Ahmad Chalabi (search) is an ambitious man who doesn't give up without a fight. The longtime Iraqi exile who always wanted to be prime minister was once also Washington's choice for the job, before it accused him of cozying up to Iran.

Now, the 58-year-old former mathematician is working the numbers, trying to entice more members into the winning Shiite alliance ticket and onto his side in the contest with Ibrahim al-Jaafari (search), a soft-spoken physician and interim vice president.

If Chalabi succeeds, it will be the culmination of a dizzying rise and fall and rise of a man who went from opposition leader to pariah to political player.

For the last 10 years he was the face of the opposition to Saddam Hussein in the United States as head of the Iraqi National Congress (search), one of the largest Iraqi opposition groups formerly in exile strongly supported by the Pentagon.

In the weeks after the 2003 invasion, Chalabi was the odds-on favorite to be his homeland's next prime minister. Now, he has enemies inside and outside of Iraq.

"He's certainly not a candidate who is neutral. He's someone that people have very strong views about, and this is a very delicate stage for Iraq," said Judith Kipper, director of the Middle East Forum at the Council on Foreign Relations.

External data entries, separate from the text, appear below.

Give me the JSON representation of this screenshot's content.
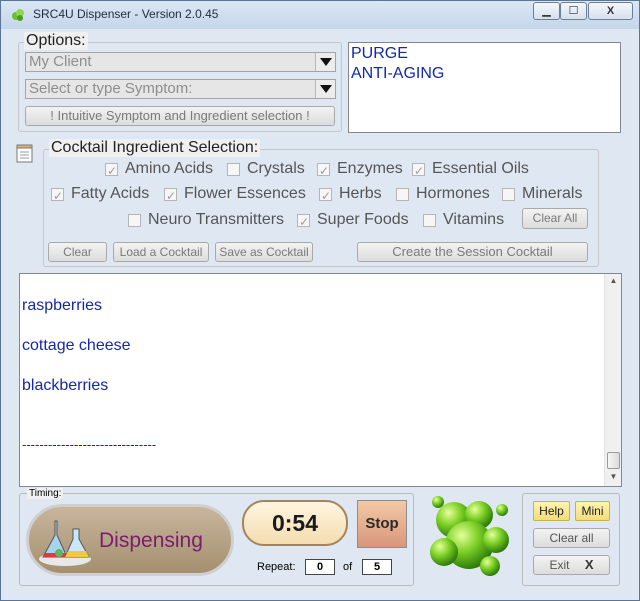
{
  "window": {
    "title": "SRC4U Dispenser - Version 2.0.45",
    "controls": {
      "minimize": "▁",
      "maximize": "☐",
      "close": "X"
    }
  },
  "options": {
    "label": "Options:",
    "client_placeholder": "My Client",
    "symptom_placeholder": "Select or type Symptom:",
    "intuitive_button": "! Intuitive Symptom and Ingredient selection !"
  },
  "selected_list": [
    "PURGE",
    "ANTI-AGING"
  ],
  "cocktail": {
    "label": "Cocktail Ingredient Selection:",
    "checkboxes": [
      {
        "label": "Amino Acids",
        "checked": true
      },
      {
        "label": "Crystals",
        "checked": false
      },
      {
        "label": "Enzymes",
        "checked": true
      },
      {
        "label": "Essential Oils",
        "checked": true
      },
      {
        "label": "Fatty Acids",
        "checked": true
      },
      {
        "label": "Flower Essences",
        "checked": true
      },
      {
        "label": "Herbs",
        "checked": true
      },
      {
        "label": "Hormones",
        "checked": false
      },
      {
        "label": "Minerals",
        "checked": false
      },
      {
        "label": "Neuro Transmitters",
        "checked": false
      },
      {
        "label": "Super Foods",
        "checked": true
      },
      {
        "label": "Vitamins",
        "checked": false
      }
    ],
    "clear_all": "Clear All",
    "clear": "Clear",
    "load": "Load a Cocktail",
    "save": "Save as Cocktail",
    "create": "Create the Session Cocktail"
  },
  "ingredients": [
    "raspberries",
    "cottage cheese",
    "blackberries",
    "-------------------------------"
  ],
  "timing": {
    "label": "Timing:",
    "status": "Dispensing",
    "time": "0:54",
    "stop": "Stop",
    "repeat_label": "Repeat:",
    "repeat_value": "0",
    "of_label": "of",
    "repeat_total": "5"
  },
  "side_buttons": {
    "help": "Help",
    "mini": "Mini",
    "clear_all": "Clear all",
    "exit": "Exit",
    "exit_icon": "X"
  },
  "colors": {
    "accent_blue": "#1428a8",
    "timer_border": "#a5845a",
    "dispensing_text": "#7a1d6e"
  }
}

Gunmen fired on his convoy in Baghdad last year, wounding two of his bodyguards. And he is wanted on charges of counterfeiting old Iraqi dinars, which were removed from circulation after Saddam's ouster last year. He remains at large because the interim Iraqi Interior Ministry has refused to follow up on the warrant.

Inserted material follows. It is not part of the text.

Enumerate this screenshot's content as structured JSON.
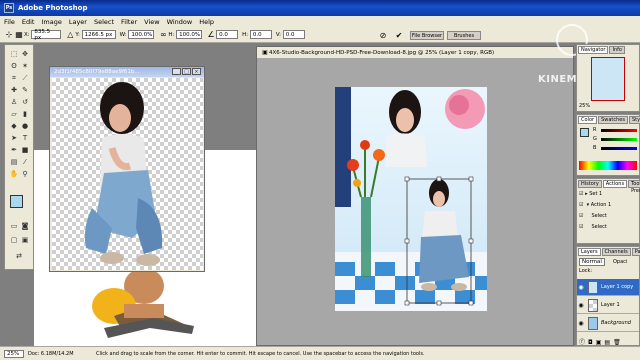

His ties with Iran have riled Washington, once his biggest supporter, particularly in the runup to the U.S.-led invasion in March 2003. It has since accused him of inflating reports of Saddam's illegal weapons programs, Washington's main justification for the war. Relations between Chalabi and the United States reached an all-time low last year when Washington accused him of leaking intelligence secrets to Tehran, a charge Chalabi denied.

Then there are the Jordanians. In 1992, Chalabi was convicted of fraud in absentia as part of a banking scandal in Jordan. He was sentenced to 22 years in jail, but hasn't served a day.

On Monday, Jordan's government reacted with vehement condemnation to the speculation that Chalabi could be Iraq's next premier — and said Amman would hardly look forward to dealing with an Iraqi government run by a wanted man.

"We will not be thrilled if he assumes a government position," said Asma Khader, a spokeswoman for the Jordanian government. "But," she added, "this is an internal matter for the Iraqis."

Iraq's fragile political condition and tenuous security situation may be Chalabi's greatest obstacle, if those in the alliance choose al-Jaafari simply because he is more popular. Also pivotal is the endorsement of Grand Ayatollah Ali al-Sistani (search), an integral element for either candidate's success.

Al-Jaafari seemed all but certain to assume the post after his main opponent, Adil Abdul-Mahdi (search) of the Supreme Council for Islamic Revolution in Iraq (search), dropped out. But instead of withdrawing to preserve unity within the alliance — the reason given by Abdul-Mahdi — Chalabi appears determined to battle it out.

Chalabi is a man who likes working with numbers. The gamble may turn out to be a calculated risk, and Chalabi could succeed elsewhere if he loses the premiership — perhaps a powerful ministry post.

Or maybe this time, the odds will swing his way.